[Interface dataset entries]
********************

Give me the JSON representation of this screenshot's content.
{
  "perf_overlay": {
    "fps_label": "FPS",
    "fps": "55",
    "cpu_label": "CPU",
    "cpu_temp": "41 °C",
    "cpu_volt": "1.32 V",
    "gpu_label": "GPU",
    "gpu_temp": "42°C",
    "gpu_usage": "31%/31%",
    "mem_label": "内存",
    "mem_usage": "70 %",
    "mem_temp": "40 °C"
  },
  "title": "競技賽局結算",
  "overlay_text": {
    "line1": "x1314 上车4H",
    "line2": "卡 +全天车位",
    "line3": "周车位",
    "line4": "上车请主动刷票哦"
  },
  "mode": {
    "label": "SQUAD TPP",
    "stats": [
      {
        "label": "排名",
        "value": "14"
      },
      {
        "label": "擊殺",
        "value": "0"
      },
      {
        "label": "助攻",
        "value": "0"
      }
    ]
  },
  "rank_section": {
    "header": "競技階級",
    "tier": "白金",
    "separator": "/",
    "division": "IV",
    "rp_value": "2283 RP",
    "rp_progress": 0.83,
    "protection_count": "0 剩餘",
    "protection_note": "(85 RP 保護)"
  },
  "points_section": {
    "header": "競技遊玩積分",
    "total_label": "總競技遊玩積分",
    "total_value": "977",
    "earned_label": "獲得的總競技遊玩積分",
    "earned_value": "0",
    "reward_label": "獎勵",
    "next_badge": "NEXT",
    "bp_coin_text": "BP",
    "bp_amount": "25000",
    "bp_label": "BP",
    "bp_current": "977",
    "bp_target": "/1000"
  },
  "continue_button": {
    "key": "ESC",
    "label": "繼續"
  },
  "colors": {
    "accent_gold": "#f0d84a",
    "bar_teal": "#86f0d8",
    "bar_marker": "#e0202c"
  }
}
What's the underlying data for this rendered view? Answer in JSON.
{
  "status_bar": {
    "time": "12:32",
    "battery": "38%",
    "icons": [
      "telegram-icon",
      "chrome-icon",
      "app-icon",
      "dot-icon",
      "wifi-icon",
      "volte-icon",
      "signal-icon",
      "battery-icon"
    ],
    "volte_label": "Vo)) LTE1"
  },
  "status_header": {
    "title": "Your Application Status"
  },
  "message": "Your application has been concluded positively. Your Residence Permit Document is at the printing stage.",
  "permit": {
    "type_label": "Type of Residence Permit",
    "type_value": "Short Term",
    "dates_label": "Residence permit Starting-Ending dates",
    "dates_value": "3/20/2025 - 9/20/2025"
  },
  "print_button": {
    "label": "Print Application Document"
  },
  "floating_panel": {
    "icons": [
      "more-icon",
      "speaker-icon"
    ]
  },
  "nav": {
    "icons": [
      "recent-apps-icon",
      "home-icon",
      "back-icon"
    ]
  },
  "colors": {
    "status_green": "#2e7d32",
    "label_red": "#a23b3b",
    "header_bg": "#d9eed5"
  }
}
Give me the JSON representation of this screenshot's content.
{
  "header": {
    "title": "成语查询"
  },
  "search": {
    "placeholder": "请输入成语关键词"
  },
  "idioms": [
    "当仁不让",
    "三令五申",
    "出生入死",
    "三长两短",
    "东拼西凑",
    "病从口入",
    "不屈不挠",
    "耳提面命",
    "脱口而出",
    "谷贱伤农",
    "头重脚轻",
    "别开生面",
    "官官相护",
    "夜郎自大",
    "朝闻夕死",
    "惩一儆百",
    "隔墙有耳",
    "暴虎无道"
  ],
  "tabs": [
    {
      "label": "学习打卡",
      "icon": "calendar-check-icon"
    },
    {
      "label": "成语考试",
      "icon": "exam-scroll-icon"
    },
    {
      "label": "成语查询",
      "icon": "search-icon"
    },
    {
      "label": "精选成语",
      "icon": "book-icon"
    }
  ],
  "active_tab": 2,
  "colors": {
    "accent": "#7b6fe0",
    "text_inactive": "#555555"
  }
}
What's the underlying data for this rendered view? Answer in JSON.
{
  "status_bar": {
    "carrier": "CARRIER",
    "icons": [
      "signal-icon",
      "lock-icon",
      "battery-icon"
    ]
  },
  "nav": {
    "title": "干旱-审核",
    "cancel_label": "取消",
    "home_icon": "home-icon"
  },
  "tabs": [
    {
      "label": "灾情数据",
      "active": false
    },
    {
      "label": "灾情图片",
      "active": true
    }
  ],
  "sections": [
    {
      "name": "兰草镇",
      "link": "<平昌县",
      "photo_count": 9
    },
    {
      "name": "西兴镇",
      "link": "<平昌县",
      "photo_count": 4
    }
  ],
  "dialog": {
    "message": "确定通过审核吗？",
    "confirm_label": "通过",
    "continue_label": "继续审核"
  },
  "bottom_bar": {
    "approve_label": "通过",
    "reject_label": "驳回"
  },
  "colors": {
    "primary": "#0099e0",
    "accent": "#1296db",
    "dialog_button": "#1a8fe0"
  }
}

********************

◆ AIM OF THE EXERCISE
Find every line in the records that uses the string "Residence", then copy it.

◆ RESULT OF THE EXERCISE
  "message": "Your application has been concluded positively. Your Residence Permit Document is at the printing stage.",
    "type_label": "Type of Residence Permit",
    "dates_label": "Residence permit Starting-Ending dates",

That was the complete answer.